Three quarters of people worry about the cost of energy. But what happens if your supplier hasn’t sent you a bill for months? Or years? Or even… two decades? That’s exactly what happened to Carol Kellar…
I was intrigued to read the story of Carol Kellar in the Guardian – she wasn’t sent an electricity bill for 20 years. That would add up to an electrifying estimated £10,000 in unpaid bills.
Carol was in the dark as she didn’t know which company to approach for her electricity dilemma. With a house move imminent, she went to the Guardian for help. In its investigations, the Guardian concluded that it was likely the property was originally supplied by Norweb, a company which no longer exists.
A historical saga of energy companies being bought and sold, as well as Carol’s house being listed as disconnected, was behind the problem. Eon, the eventual owner of Norweb and the property’s current supplier, said it would not be back-billing her as ‘we wouldn’t have records [as to what happened in 1998] – we didn’t own the company then’.
One of my colleagues also told me that he wasn’t billed by his supplier for six months and had to cough up the cash. So what exactly are the rules if you haven’t been receiving your bills?
Shedding light on back-billing
Essentially, a back-bill is a catch-up bill sent by your supplier when you haven’t been charged properly for your energy.

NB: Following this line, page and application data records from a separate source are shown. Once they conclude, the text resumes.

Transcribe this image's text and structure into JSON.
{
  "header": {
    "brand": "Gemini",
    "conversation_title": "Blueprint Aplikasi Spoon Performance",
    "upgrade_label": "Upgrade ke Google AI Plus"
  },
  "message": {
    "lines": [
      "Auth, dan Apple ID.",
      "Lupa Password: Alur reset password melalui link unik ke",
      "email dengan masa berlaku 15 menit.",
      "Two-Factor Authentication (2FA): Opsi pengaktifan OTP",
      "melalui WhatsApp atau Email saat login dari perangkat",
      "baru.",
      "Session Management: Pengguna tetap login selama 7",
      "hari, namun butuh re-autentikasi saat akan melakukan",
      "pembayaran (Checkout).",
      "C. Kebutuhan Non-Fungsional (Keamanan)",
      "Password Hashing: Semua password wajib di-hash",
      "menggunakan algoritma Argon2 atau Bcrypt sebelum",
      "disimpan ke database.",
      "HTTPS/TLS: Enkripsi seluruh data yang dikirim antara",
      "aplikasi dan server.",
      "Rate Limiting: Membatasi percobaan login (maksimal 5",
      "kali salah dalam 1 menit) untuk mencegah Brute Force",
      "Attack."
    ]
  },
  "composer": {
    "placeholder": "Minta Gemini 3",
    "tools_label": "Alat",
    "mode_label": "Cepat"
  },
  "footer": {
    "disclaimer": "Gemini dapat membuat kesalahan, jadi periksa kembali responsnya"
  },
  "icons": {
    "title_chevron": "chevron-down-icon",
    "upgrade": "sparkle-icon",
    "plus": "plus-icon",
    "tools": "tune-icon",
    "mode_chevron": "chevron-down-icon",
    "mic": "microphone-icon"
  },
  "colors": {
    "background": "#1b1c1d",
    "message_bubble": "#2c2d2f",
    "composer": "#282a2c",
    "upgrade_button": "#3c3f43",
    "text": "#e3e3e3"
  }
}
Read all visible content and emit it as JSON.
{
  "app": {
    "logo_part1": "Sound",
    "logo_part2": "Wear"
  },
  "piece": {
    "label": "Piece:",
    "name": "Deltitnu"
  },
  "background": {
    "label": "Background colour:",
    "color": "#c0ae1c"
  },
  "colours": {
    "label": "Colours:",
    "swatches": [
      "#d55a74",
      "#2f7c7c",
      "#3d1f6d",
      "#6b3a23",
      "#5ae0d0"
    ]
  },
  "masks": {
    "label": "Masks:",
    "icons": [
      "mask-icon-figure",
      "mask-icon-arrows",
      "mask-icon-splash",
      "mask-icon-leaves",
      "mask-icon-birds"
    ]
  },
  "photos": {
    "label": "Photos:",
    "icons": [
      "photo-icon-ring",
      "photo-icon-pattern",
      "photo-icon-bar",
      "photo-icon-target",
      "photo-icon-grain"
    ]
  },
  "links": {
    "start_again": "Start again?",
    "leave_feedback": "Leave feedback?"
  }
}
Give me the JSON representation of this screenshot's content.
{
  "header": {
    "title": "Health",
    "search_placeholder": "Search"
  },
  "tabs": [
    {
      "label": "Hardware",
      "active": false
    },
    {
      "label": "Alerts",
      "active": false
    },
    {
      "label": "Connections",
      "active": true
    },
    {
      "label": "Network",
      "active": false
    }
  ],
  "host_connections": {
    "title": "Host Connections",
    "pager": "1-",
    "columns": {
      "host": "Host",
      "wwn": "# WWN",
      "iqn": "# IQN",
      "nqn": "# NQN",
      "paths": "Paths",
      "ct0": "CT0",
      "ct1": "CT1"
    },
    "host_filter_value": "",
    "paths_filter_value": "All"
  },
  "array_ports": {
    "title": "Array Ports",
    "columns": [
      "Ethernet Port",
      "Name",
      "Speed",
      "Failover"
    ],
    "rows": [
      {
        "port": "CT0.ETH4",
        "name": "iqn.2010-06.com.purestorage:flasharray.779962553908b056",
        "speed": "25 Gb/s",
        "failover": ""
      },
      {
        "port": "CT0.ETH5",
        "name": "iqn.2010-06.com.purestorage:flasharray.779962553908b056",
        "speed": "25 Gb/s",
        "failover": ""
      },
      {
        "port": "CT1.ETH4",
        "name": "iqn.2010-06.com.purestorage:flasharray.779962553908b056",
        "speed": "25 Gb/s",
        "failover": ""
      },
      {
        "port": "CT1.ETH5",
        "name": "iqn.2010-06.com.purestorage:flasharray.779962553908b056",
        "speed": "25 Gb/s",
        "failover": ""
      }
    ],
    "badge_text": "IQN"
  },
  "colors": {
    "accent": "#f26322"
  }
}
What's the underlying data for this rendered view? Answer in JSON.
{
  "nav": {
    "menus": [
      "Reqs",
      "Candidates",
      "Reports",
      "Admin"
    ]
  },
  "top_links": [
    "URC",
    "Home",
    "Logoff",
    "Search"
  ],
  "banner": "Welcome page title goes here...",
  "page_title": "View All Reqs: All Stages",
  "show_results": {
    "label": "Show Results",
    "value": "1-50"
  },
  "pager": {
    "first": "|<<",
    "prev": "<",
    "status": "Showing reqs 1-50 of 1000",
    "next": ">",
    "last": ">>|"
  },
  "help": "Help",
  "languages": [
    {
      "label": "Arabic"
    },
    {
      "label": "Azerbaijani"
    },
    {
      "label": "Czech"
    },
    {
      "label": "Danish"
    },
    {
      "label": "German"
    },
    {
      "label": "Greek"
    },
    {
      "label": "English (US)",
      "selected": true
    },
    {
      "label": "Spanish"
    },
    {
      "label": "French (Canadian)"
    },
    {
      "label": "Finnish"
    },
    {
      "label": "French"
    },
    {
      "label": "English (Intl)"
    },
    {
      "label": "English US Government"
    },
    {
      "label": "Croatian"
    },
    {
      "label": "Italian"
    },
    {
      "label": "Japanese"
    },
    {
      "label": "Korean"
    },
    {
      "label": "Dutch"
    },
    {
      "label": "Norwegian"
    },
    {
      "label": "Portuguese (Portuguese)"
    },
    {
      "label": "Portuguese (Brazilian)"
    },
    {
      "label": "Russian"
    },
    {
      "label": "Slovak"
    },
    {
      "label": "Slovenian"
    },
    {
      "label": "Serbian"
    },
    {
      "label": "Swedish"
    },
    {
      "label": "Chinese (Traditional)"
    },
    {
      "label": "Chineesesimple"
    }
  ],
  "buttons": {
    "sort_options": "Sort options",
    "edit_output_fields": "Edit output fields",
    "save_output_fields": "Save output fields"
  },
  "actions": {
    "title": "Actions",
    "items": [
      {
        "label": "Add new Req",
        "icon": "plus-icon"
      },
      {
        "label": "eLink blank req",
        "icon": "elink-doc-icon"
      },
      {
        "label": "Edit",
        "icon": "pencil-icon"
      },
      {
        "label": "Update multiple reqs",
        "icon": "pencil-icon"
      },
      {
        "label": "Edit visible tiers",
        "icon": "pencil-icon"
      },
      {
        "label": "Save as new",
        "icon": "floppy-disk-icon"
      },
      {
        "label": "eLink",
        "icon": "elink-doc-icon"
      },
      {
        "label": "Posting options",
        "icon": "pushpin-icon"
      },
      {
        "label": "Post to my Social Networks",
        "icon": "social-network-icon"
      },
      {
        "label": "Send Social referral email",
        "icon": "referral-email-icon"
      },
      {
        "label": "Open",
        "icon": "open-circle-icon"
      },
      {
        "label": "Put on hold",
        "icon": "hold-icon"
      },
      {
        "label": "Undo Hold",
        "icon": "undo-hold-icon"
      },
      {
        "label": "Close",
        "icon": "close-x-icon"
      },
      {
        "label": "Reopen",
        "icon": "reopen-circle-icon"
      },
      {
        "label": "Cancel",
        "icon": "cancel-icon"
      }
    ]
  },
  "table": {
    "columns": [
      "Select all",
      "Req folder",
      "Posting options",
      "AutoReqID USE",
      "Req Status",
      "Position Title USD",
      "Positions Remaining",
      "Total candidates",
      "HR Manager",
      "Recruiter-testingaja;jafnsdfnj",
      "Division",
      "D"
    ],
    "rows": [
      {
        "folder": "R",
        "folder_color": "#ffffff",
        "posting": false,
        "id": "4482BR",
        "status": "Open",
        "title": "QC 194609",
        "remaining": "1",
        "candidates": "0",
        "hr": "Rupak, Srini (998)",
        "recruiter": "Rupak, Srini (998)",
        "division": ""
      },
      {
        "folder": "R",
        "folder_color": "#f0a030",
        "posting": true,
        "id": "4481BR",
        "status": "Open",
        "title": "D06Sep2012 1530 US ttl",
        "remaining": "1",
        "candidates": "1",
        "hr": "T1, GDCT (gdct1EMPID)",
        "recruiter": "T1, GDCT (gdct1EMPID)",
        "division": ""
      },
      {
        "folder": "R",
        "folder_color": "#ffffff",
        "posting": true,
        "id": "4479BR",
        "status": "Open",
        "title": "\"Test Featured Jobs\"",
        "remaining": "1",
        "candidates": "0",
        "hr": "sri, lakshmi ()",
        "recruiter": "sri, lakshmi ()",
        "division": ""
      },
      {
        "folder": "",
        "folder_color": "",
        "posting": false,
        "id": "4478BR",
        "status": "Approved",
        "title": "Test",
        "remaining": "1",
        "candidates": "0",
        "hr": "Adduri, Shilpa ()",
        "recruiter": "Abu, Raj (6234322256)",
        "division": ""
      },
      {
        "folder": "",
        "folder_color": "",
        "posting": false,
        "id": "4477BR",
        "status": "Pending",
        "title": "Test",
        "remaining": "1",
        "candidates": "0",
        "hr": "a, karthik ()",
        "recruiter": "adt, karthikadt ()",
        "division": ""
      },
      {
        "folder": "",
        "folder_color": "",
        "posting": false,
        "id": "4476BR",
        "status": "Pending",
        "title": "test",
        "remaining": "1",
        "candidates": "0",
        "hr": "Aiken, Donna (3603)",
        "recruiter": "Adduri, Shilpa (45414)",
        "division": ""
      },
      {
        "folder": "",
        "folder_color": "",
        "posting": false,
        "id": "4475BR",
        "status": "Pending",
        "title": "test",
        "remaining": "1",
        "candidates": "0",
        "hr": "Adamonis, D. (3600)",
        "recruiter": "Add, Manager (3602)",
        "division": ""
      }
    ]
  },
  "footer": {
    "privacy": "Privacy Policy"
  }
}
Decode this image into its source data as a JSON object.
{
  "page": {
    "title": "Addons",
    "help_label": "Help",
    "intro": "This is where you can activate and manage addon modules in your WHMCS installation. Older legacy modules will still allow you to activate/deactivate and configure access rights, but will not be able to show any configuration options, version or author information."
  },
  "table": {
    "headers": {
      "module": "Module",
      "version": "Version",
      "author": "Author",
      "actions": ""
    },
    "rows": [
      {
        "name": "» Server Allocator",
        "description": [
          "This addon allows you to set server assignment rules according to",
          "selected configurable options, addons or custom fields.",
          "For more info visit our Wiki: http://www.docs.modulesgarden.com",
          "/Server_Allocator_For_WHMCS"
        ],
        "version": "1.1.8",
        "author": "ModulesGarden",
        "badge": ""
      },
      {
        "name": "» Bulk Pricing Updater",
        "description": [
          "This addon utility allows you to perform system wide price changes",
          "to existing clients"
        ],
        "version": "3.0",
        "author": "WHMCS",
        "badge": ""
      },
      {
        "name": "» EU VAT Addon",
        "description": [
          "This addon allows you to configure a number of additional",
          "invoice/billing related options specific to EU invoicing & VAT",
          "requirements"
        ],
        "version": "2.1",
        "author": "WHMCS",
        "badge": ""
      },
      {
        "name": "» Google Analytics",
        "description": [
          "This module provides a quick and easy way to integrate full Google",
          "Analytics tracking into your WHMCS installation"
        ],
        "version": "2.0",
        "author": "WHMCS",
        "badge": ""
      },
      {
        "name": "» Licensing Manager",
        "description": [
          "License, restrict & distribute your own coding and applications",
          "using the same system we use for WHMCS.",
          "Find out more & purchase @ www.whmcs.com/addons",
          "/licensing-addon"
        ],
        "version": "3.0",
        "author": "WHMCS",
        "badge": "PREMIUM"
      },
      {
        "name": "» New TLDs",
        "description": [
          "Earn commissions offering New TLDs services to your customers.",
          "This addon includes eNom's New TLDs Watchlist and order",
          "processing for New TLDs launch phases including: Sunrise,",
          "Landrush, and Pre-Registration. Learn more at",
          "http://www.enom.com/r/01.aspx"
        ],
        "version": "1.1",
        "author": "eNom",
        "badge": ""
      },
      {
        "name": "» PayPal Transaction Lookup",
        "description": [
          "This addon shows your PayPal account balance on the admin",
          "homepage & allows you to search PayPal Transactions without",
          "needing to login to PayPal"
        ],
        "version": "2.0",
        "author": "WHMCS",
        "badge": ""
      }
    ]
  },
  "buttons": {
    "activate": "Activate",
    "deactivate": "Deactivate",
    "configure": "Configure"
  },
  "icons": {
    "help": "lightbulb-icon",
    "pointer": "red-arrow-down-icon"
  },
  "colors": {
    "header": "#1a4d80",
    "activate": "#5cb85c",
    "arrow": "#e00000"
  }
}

You’re obliged to pay for any energy you have used. However, Ofgem says you cannot be charged if you haven’t been billed for more than a year and this is the fault of your supplier.
That doesn’t mean you can try to get away with not contacting your supplier! If you haven’t made reasonable efforts to get in touch your supplier or didn’t co-operate with meter reading requests, you could still be liable to pay the whole debt. But even if your supplier wasn’t at fault, you cannot be charged for more than six year’s worth of back-billed energy.
If you are liable to pay, suppliers should offer you a payment plan that allows you to repay the debt over a longer period of time. For example, in my colleague’s case, he got his supplier to split the cost over 12 months so that he didn’t have to pay it all in one big lump sum.
So, has your energy supplier ever failed to send you a correct bill? What did you do? Did you end up having to pay for all of it?